Dataset rows describing interfaces:
[Start of section]

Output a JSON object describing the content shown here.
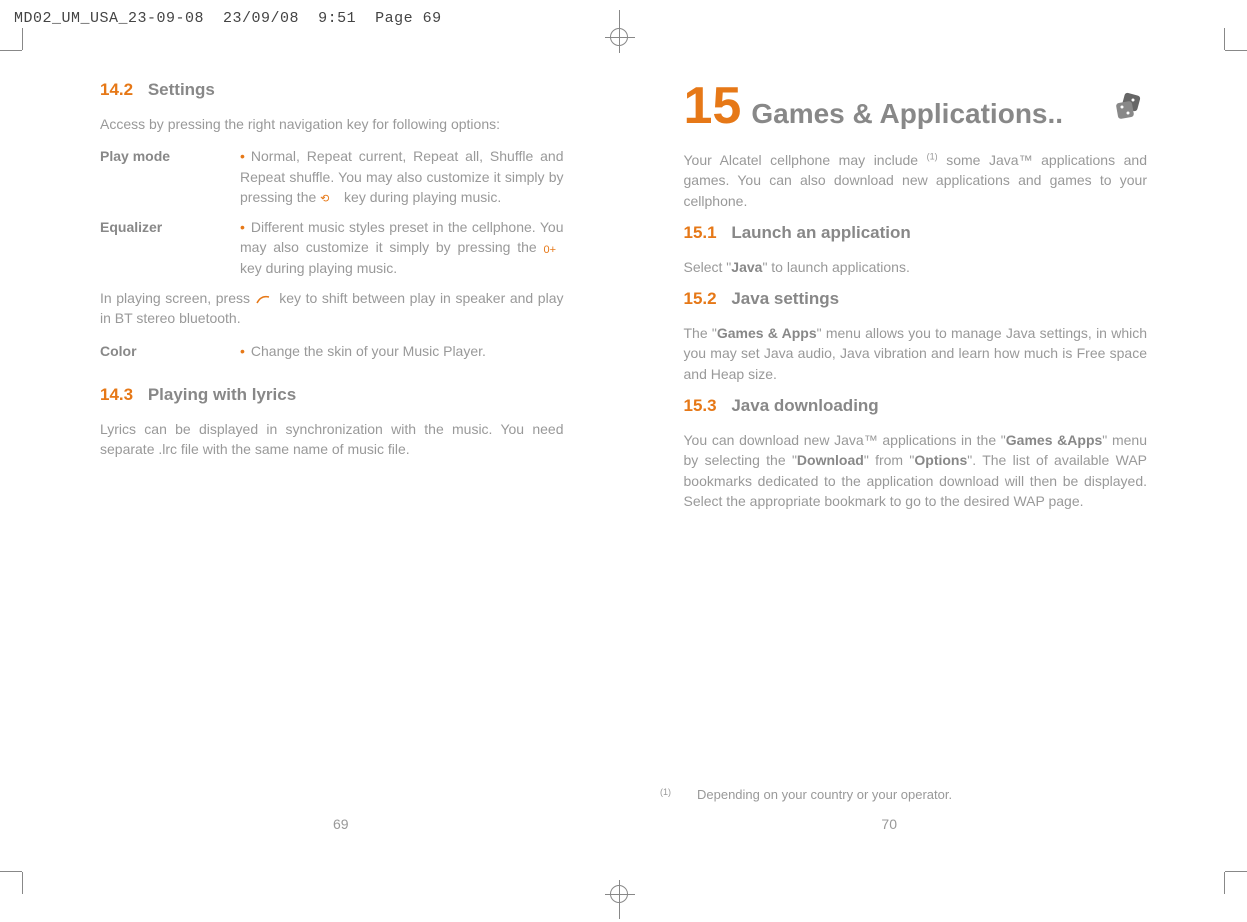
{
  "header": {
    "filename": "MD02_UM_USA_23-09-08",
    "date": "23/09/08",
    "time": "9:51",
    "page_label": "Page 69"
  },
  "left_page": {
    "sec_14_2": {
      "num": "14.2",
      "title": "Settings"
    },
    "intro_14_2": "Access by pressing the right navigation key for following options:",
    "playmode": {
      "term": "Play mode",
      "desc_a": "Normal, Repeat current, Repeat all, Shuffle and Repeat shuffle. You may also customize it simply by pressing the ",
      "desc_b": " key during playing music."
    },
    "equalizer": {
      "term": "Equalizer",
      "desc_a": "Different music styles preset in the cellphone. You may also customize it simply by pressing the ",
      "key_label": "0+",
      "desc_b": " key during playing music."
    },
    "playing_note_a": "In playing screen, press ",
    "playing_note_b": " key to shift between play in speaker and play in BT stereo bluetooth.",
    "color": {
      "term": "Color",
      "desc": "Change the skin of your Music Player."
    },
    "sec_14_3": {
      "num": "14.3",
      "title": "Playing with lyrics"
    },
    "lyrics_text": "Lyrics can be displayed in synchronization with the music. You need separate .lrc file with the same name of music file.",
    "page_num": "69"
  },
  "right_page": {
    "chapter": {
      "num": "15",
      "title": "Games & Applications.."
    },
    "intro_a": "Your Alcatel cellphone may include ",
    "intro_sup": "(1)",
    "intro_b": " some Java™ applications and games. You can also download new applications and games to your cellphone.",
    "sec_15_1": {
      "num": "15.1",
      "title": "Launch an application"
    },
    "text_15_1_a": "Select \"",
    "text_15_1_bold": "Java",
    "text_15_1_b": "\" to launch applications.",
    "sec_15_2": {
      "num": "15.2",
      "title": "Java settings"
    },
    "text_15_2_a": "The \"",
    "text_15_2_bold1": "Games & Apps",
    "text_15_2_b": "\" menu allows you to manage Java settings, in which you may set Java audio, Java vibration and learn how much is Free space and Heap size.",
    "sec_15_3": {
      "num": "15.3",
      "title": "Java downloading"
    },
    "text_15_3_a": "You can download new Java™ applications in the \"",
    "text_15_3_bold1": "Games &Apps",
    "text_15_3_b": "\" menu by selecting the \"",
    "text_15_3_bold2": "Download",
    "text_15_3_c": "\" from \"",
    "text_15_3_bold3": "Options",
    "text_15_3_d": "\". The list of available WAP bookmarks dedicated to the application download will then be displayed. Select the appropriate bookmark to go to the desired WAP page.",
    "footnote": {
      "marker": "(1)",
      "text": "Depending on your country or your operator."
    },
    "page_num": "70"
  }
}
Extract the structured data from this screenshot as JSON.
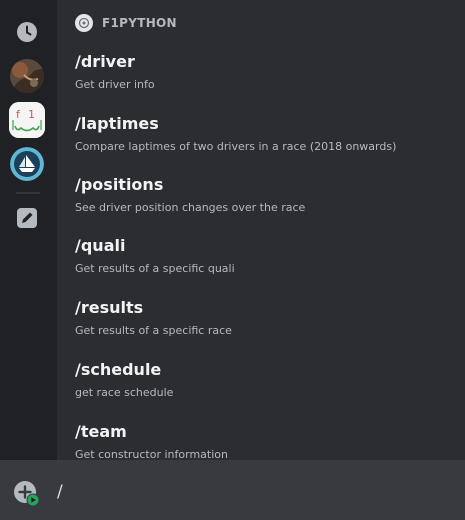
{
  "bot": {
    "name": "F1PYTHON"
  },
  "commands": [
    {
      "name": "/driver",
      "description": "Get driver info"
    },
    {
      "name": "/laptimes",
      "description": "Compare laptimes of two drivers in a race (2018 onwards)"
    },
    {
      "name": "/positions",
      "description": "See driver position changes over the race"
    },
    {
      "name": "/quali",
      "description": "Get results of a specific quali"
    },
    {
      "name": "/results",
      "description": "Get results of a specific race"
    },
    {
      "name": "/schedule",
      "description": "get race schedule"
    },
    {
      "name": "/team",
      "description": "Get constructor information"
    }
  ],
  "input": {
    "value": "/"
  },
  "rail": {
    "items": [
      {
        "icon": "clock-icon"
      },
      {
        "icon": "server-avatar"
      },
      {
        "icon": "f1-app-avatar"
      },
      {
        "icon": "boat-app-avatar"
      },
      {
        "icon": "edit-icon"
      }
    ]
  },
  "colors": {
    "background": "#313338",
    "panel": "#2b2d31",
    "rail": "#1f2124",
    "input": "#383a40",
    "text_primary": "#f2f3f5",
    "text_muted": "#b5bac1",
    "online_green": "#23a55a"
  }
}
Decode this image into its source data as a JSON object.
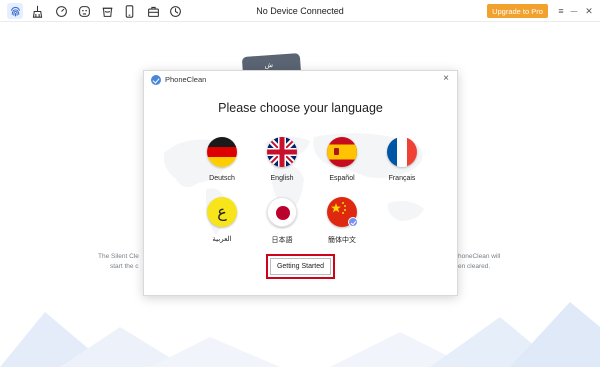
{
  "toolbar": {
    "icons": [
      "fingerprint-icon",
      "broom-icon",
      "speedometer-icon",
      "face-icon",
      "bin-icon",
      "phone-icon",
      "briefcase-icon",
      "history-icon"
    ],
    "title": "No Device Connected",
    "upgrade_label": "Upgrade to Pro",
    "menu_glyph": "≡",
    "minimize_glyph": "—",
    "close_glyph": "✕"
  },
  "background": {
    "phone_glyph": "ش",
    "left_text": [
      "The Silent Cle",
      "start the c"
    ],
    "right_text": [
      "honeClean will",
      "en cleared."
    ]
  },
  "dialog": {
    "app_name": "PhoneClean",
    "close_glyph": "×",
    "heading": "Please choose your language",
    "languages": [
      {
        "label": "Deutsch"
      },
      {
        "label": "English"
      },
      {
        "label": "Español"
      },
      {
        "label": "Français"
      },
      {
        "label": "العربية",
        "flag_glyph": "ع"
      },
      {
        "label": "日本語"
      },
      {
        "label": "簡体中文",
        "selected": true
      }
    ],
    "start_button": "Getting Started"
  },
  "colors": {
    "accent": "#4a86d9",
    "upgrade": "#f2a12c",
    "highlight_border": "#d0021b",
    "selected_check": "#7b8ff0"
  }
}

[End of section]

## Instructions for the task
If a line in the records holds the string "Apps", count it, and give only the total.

## Your solution
2